I found it very interesting that Alexander the Last was co-produced with writer-director Noah Baumbach. For those who don’t know his work, Baumbach might be considered the father of sorts of the mumblecore filmmakers (with Whit Stillman likely their grandfather). Baumbach’s Kicking and Screaming (not the shitty Will Farrell soccer movie) might be the precursor to Swanberg’s work like his IFC web-series Young American Bodies although without the sex. AtL is typical Swanberg fare – follow around several twentysomethings as their relationships metamorphose for the good or the bad. AtL follows Alex (Jess Weixler – Teeth), Elliott (Bishop Allen frontman and frequent Andrew Bujalski collaborator Justin Rice – Mutual Appreciation), Jamie (Barlow Jacobs) and Alex’s sister Hellen (Amy Seimetz). The central storyline is Alex is married to Elliott, but when he leaves to go on tour with his band, she develops feelings for Jamie, whom she’s working with in play. When she feels that these feelings have gone too far, she pushes Jamie in the direction of Hellen, her sister. They begin dating/sleeping together, which keeps Jamie close to Alex who is able to vicariously live through her sister. However, when Hellen dumps Jamie, their otherwise very tight relationship becomes strained. This carries over into her marriage when Elliott returns from tour. She acts distant and refuses his physical advances. This film plays out as one might expect, and culminates in an interesting final shot which I think is one of the film’s better flourishes.
It’s one thing to consume films, think about them, talk about them with others leading to form and (possibly) change one’s opinions. It’s altogether better when the filmmakers are actually present to share with you their vision and process. This was a great opportunity to see how really personal, low-budget films are produced. Mr. Swanberg and Ms. Seimetz were very generous with their time in Bloomington and I wish them well in their future endeavors.
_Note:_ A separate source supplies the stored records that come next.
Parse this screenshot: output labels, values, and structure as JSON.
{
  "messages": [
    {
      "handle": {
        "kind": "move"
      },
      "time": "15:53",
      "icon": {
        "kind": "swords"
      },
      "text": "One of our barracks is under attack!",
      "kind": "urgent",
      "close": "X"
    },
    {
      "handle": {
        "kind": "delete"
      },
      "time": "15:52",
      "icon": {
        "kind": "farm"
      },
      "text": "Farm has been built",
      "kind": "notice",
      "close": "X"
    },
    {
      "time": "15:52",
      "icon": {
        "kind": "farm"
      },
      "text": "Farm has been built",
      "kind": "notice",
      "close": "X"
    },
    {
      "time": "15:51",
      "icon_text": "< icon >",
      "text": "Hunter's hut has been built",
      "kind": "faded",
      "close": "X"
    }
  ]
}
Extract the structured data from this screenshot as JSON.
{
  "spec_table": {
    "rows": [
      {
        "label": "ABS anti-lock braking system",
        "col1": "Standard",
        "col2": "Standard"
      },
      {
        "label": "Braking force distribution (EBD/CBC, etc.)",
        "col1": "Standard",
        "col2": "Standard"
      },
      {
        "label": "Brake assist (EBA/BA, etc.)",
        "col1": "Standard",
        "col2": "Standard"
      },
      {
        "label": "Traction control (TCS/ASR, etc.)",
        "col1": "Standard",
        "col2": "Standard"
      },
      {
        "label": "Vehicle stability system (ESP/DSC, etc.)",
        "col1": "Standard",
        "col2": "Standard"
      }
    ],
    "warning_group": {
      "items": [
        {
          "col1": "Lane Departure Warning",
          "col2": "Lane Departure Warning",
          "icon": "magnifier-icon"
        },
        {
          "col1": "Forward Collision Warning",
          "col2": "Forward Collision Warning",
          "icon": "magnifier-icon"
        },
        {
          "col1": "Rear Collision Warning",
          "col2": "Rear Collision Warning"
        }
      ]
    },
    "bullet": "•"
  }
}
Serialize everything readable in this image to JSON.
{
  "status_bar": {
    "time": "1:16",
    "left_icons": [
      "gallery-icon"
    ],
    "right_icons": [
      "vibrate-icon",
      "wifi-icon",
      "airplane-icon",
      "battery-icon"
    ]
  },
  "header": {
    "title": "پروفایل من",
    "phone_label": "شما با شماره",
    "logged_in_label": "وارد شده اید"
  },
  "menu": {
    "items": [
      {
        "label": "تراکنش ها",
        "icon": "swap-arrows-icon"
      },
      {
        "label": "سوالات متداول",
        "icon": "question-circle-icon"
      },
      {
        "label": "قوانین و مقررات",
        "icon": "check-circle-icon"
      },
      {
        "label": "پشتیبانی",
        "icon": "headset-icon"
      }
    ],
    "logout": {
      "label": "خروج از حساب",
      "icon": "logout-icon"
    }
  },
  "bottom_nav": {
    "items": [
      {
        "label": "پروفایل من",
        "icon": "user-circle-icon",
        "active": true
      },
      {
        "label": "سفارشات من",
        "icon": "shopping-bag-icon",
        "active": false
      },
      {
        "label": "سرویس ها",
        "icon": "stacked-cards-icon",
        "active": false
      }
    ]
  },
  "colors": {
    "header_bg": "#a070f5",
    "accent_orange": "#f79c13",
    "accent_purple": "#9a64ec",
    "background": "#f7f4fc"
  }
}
It’s great to see that some folks in the film business haven’t sacrificed their integrity for big paychecks to make Stretch Armstrong: The Movie. (it’s coming folks…)